**ACTIVITY:**
Filter the lines below, keeping each one that holds "icon".

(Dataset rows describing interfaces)
= Beginning of Section =

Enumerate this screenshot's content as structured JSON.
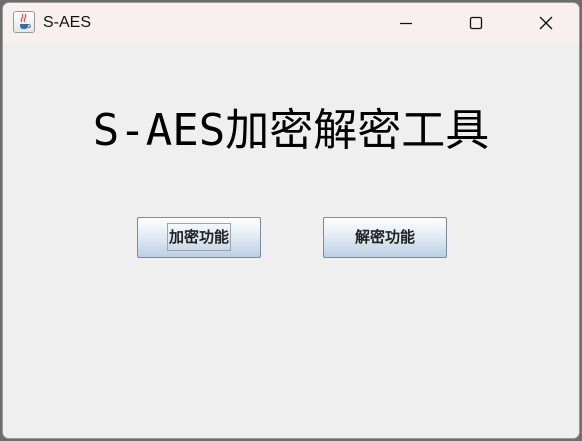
{
  "window": {
    "title": "S-AES",
    "app_icon": "java-cup-icon"
  },
  "controls": {
    "minimize": "minimize-icon",
    "maximize": "maximize-icon",
    "close": "close-icon"
  },
  "main": {
    "heading": "S-AES加密解密工具",
    "buttons": {
      "encrypt_label": "加密功能",
      "decrypt_label": "解密功能"
    }
  },
  "colors": {
    "titlebar": "#f8f0ee",
    "background": "#efefef",
    "button_border": "#7a8aa0"
  }
}
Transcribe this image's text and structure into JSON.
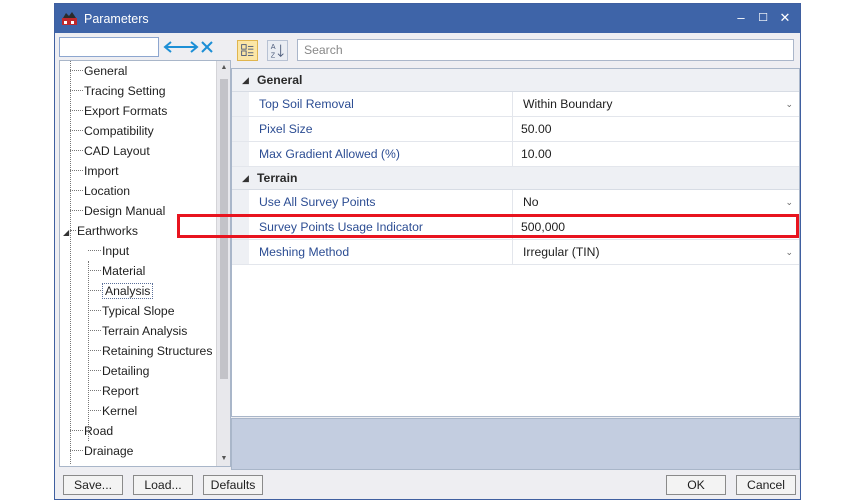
{
  "window": {
    "title": "Parameters",
    "minimize": "–",
    "maximize": "☐",
    "close": "✕"
  },
  "filter": {
    "placeholder": "",
    "clear_glyph": "✕"
  },
  "tree": {
    "items": [
      {
        "label": "General",
        "level": 0
      },
      {
        "label": "Tracing Setting",
        "level": 0
      },
      {
        "label": "Export Formats",
        "level": 0
      },
      {
        "label": "Compatibility",
        "level": 0
      },
      {
        "label": "CAD Layout",
        "level": 0
      },
      {
        "label": "Import",
        "level": 0
      },
      {
        "label": "Location",
        "level": 0
      },
      {
        "label": "Design Manual",
        "level": 0
      },
      {
        "label": "Earthworks",
        "level": 0,
        "expanded": true
      },
      {
        "label": "Input",
        "level": 1
      },
      {
        "label": "Material",
        "level": 1
      },
      {
        "label": "Analysis",
        "level": 1,
        "selected": true
      },
      {
        "label": "Typical Slope",
        "level": 1
      },
      {
        "label": "Terrain Analysis",
        "level": 1
      },
      {
        "label": "Retaining Structures",
        "level": 1
      },
      {
        "label": "Detailing",
        "level": 1
      },
      {
        "label": "Report",
        "level": 1
      },
      {
        "label": "Kernel",
        "level": 1
      },
      {
        "label": "Road",
        "level": 0
      },
      {
        "label": "Drainage",
        "level": 0
      }
    ]
  },
  "search": {
    "placeholder": "Search"
  },
  "grid": {
    "categories": [
      {
        "label": "General",
        "rows": [
          {
            "name": "Top Soil Removal",
            "value": "Within Boundary",
            "dropdown": true
          },
          {
            "name": "Pixel Size",
            "value": "50.00",
            "dropdown": false
          },
          {
            "name": "Max Gradient Allowed (%)",
            "value": "10.00",
            "dropdown": false
          }
        ]
      },
      {
        "label": "Terrain",
        "rows": [
          {
            "name": "Use All Survey Points",
            "value": "No",
            "dropdown": true
          },
          {
            "name": "Survey Points Usage Indicator",
            "value": "500,000",
            "dropdown": false
          },
          {
            "name": "Meshing Method",
            "value": "Irregular (TIN)",
            "dropdown": true
          }
        ]
      }
    ]
  },
  "buttons": {
    "save": "Save...",
    "load": "Load...",
    "defaults": "Defaults",
    "ok": "OK",
    "cancel": "Cancel"
  },
  "colors": {
    "titlebar": "#3e64a8",
    "highlight": "#e8141f",
    "property_name": "#2c4d93",
    "filter_accent": "#1d8fd6"
  }
}
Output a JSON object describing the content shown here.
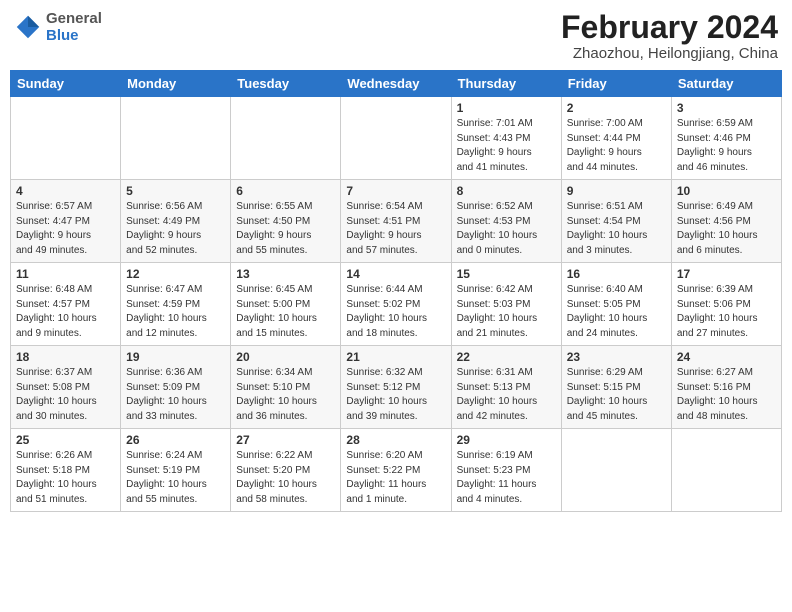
{
  "header": {
    "logo_general": "General",
    "logo_blue": "Blue",
    "month_title": "February 2024",
    "subtitle": "Zhaozhou, Heilongjiang, China"
  },
  "weekdays": [
    "Sunday",
    "Monday",
    "Tuesday",
    "Wednesday",
    "Thursday",
    "Friday",
    "Saturday"
  ],
  "weeks": [
    [
      {
        "day": "",
        "info": ""
      },
      {
        "day": "",
        "info": ""
      },
      {
        "day": "",
        "info": ""
      },
      {
        "day": "",
        "info": ""
      },
      {
        "day": "1",
        "info": "Sunrise: 7:01 AM\nSunset: 4:43 PM\nDaylight: 9 hours\nand 41 minutes."
      },
      {
        "day": "2",
        "info": "Sunrise: 7:00 AM\nSunset: 4:44 PM\nDaylight: 9 hours\nand 44 minutes."
      },
      {
        "day": "3",
        "info": "Sunrise: 6:59 AM\nSunset: 4:46 PM\nDaylight: 9 hours\nand 46 minutes."
      }
    ],
    [
      {
        "day": "4",
        "info": "Sunrise: 6:57 AM\nSunset: 4:47 PM\nDaylight: 9 hours\nand 49 minutes."
      },
      {
        "day": "5",
        "info": "Sunrise: 6:56 AM\nSunset: 4:49 PM\nDaylight: 9 hours\nand 52 minutes."
      },
      {
        "day": "6",
        "info": "Sunrise: 6:55 AM\nSunset: 4:50 PM\nDaylight: 9 hours\nand 55 minutes."
      },
      {
        "day": "7",
        "info": "Sunrise: 6:54 AM\nSunset: 4:51 PM\nDaylight: 9 hours\nand 57 minutes."
      },
      {
        "day": "8",
        "info": "Sunrise: 6:52 AM\nSunset: 4:53 PM\nDaylight: 10 hours\nand 0 minutes."
      },
      {
        "day": "9",
        "info": "Sunrise: 6:51 AM\nSunset: 4:54 PM\nDaylight: 10 hours\nand 3 minutes."
      },
      {
        "day": "10",
        "info": "Sunrise: 6:49 AM\nSunset: 4:56 PM\nDaylight: 10 hours\nand 6 minutes."
      }
    ],
    [
      {
        "day": "11",
        "info": "Sunrise: 6:48 AM\nSunset: 4:57 PM\nDaylight: 10 hours\nand 9 minutes."
      },
      {
        "day": "12",
        "info": "Sunrise: 6:47 AM\nSunset: 4:59 PM\nDaylight: 10 hours\nand 12 minutes."
      },
      {
        "day": "13",
        "info": "Sunrise: 6:45 AM\nSunset: 5:00 PM\nDaylight: 10 hours\nand 15 minutes."
      },
      {
        "day": "14",
        "info": "Sunrise: 6:44 AM\nSunset: 5:02 PM\nDaylight: 10 hours\nand 18 minutes."
      },
      {
        "day": "15",
        "info": "Sunrise: 6:42 AM\nSunset: 5:03 PM\nDaylight: 10 hours\nand 21 minutes."
      },
      {
        "day": "16",
        "info": "Sunrise: 6:40 AM\nSunset: 5:05 PM\nDaylight: 10 hours\nand 24 minutes."
      },
      {
        "day": "17",
        "info": "Sunrise: 6:39 AM\nSunset: 5:06 PM\nDaylight: 10 hours\nand 27 minutes."
      }
    ],
    [
      {
        "day": "18",
        "info": "Sunrise: 6:37 AM\nSunset: 5:08 PM\nDaylight: 10 hours\nand 30 minutes."
      },
      {
        "day": "19",
        "info": "Sunrise: 6:36 AM\nSunset: 5:09 PM\nDaylight: 10 hours\nand 33 minutes."
      },
      {
        "day": "20",
        "info": "Sunrise: 6:34 AM\nSunset: 5:10 PM\nDaylight: 10 hours\nand 36 minutes."
      },
      {
        "day": "21",
        "info": "Sunrise: 6:32 AM\nSunset: 5:12 PM\nDaylight: 10 hours\nand 39 minutes."
      },
      {
        "day": "22",
        "info": "Sunrise: 6:31 AM\nSunset: 5:13 PM\nDaylight: 10 hours\nand 42 minutes."
      },
      {
        "day": "23",
        "info": "Sunrise: 6:29 AM\nSunset: 5:15 PM\nDaylight: 10 hours\nand 45 minutes."
      },
      {
        "day": "24",
        "info": "Sunrise: 6:27 AM\nSunset: 5:16 PM\nDaylight: 10 hours\nand 48 minutes."
      }
    ],
    [
      {
        "day": "25",
        "info": "Sunrise: 6:26 AM\nSunset: 5:18 PM\nDaylight: 10 hours\nand 51 minutes."
      },
      {
        "day": "26",
        "info": "Sunrise: 6:24 AM\nSunset: 5:19 PM\nDaylight: 10 hours\nand 55 minutes."
      },
      {
        "day": "27",
        "info": "Sunrise: 6:22 AM\nSunset: 5:20 PM\nDaylight: 10 hours\nand 58 minutes."
      },
      {
        "day": "28",
        "info": "Sunrise: 6:20 AM\nSunset: 5:22 PM\nDaylight: 11 hours\nand 1 minute."
      },
      {
        "day": "29",
        "info": "Sunrise: 6:19 AM\nSunset: 5:23 PM\nDaylight: 11 hours\nand 4 minutes."
      },
      {
        "day": "",
        "info": ""
      },
      {
        "day": "",
        "info": ""
      }
    ]
  ]
}
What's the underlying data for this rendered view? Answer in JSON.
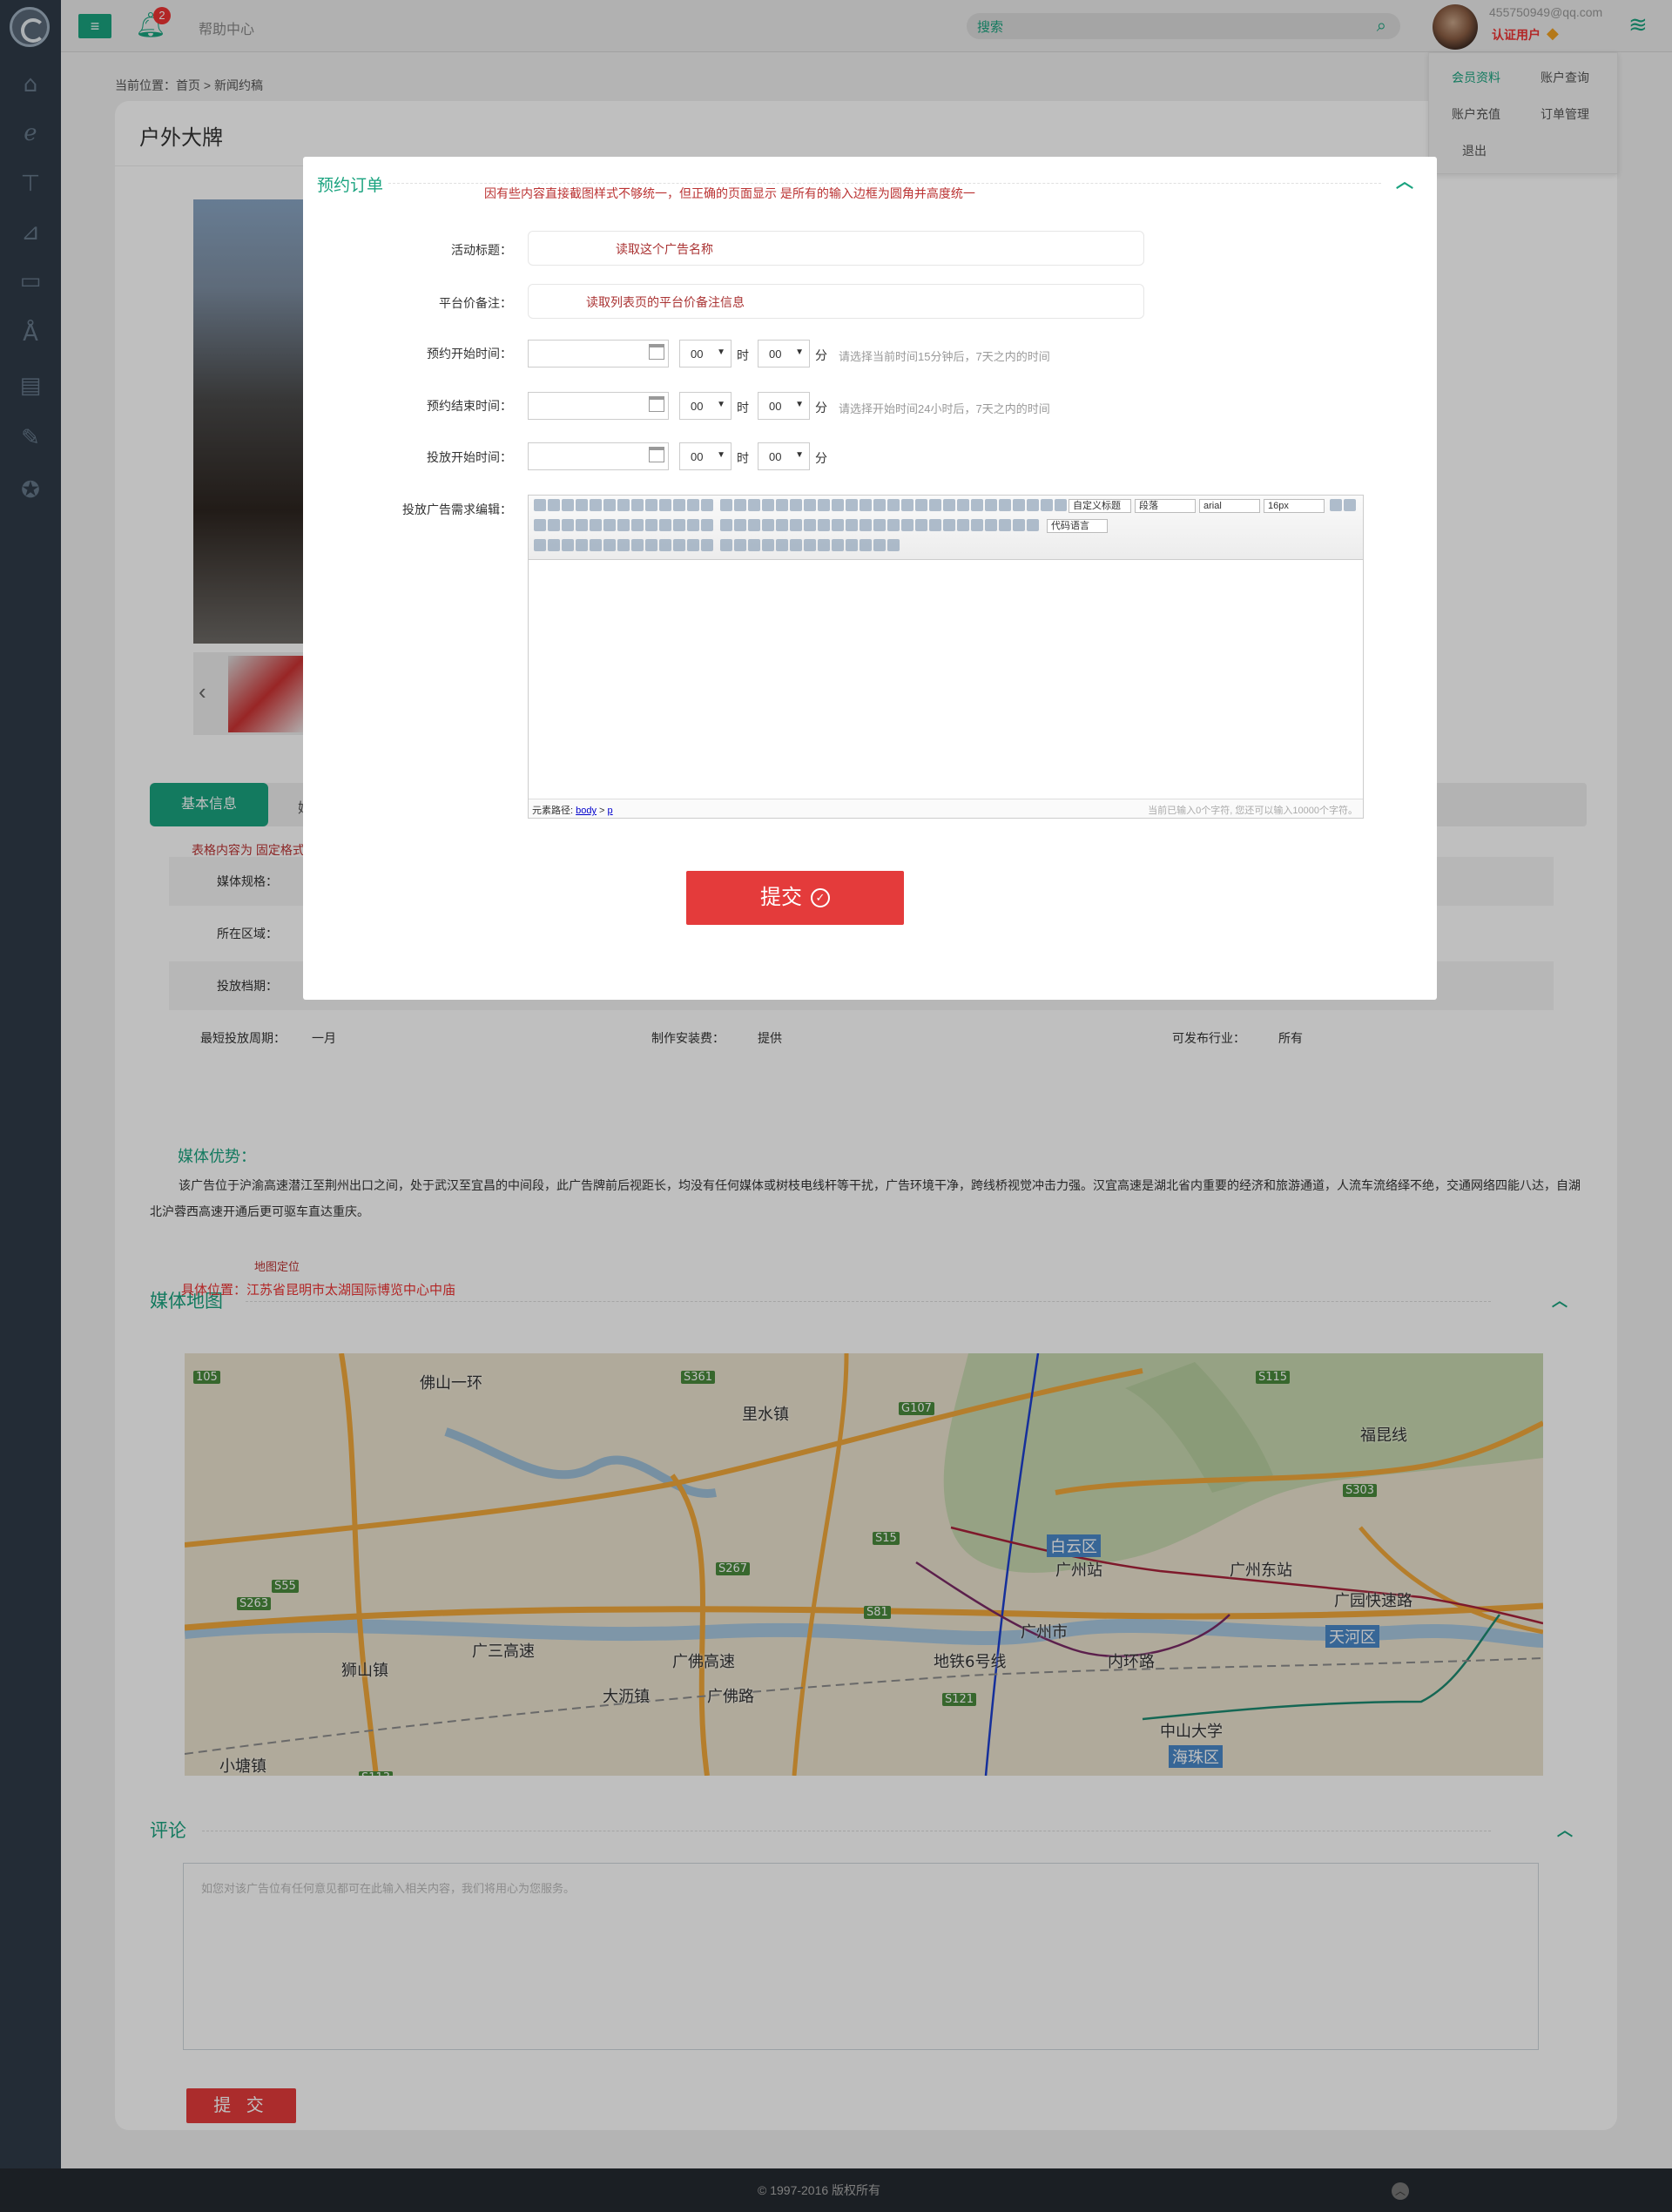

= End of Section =

**REPLY:**
    "app_icon": "java-cup-icon"
    "minimize": "minimize-icon",
    "maximize": "maximize-icon",
    "close": "close-icon"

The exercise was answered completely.